1688, 2013, Africa, Daron Acemoglu, Developing World, DR Congo, Economics, Egypt, England, Equality, Ethics, Freedom, James A. Robinson, June, Liberation, Liberation Theology, Moral Theology, Political theology, Poor Countries, Poverty, Rich Countries, Rwanda, Uganda, United States

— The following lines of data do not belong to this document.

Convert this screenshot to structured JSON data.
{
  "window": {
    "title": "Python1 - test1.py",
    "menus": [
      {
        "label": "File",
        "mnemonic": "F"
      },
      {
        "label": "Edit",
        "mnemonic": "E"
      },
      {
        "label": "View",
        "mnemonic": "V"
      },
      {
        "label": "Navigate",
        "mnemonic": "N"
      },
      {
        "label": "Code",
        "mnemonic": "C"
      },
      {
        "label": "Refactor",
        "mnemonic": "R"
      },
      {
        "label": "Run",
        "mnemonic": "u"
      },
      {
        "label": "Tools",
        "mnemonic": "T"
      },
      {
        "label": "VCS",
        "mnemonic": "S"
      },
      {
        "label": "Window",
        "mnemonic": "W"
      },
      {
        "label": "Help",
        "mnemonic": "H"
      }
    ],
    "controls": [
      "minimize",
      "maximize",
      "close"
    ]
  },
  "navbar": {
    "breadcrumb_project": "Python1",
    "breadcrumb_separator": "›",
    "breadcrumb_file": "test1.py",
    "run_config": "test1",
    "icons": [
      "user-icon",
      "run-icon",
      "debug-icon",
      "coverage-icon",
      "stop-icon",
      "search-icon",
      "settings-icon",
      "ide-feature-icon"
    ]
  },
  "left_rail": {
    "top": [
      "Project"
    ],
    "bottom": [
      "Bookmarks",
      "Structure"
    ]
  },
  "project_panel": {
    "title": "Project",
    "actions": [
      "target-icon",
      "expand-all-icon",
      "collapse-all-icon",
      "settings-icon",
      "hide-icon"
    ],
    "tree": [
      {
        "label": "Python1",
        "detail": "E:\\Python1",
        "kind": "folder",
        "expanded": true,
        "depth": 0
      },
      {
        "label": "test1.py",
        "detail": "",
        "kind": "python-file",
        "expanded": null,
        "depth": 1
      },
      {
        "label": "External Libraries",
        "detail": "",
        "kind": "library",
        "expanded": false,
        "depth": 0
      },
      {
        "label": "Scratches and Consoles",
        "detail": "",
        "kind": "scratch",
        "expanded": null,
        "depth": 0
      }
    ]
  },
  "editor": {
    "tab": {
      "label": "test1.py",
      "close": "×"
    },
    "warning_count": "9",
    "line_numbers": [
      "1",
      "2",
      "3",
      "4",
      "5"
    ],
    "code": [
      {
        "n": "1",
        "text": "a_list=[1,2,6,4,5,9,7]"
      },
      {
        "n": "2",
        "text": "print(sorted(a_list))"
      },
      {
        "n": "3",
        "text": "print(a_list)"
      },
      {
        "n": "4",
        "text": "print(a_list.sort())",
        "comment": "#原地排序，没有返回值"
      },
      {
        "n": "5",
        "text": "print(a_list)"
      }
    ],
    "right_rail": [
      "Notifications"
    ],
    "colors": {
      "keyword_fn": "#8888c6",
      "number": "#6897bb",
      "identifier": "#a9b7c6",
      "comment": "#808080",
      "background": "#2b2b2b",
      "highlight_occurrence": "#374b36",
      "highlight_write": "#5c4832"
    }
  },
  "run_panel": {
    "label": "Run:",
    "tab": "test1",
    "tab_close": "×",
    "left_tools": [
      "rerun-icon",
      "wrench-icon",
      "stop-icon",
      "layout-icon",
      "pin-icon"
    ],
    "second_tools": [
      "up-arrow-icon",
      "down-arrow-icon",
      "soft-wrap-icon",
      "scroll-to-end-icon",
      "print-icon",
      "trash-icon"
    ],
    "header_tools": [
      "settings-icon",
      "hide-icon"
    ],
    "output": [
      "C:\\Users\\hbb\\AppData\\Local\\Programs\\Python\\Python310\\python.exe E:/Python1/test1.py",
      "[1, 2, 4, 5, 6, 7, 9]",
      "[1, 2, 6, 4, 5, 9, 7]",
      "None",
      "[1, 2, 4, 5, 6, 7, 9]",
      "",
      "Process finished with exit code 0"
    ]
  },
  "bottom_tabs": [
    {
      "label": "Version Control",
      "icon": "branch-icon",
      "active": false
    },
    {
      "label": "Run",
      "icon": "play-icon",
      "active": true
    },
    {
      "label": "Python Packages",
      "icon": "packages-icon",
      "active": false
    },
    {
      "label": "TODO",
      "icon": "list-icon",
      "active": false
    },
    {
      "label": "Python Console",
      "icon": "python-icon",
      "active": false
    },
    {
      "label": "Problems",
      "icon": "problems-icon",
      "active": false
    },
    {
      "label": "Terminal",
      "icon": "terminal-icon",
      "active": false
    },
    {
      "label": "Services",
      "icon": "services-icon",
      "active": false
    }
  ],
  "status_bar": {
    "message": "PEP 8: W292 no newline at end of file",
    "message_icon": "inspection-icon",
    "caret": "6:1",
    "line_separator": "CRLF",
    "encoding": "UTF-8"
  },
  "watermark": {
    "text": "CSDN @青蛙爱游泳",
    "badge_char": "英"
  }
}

Whether it is North Korea, Sierra Leone, or Zimbabwe… poor countries are poor for the same reason that Egypt is poor. Countries such as Great Britain and the United States became rich because their citizens overthrew the elites who controlled power and created a society where political rights were much more broadly distributed, where the government was accountable and responsive to citizens, and where the great mass of people could take advantage of economic opportunities…. Though the Egyptians shook off the Ottoman and British empires and, in 1952, overthrew their monarchy, these were not revolutions like that of 1688 in England, and rather than fundamentally transforming politics in Egypt, they brought to power another elite as disinterested in achieving prosperity for ordinary Egyptians as the Ottoman and British had been. In consequence, the basic structure of society did not change, and Egypt stayed poor…. [T]hose who mounted the revolutions simply took over the reins form those they’d deposed and re-created a similar system. It is indeed difficult for ordinary citizens to acquire real political power and change the way their society works. But it is possible…. Fundamentally it is a political transformation of this sort that is required for a poor society to become rich.
– Daron Acemoglu and James A. Robinson, WHY NATIONS FAIL (2012)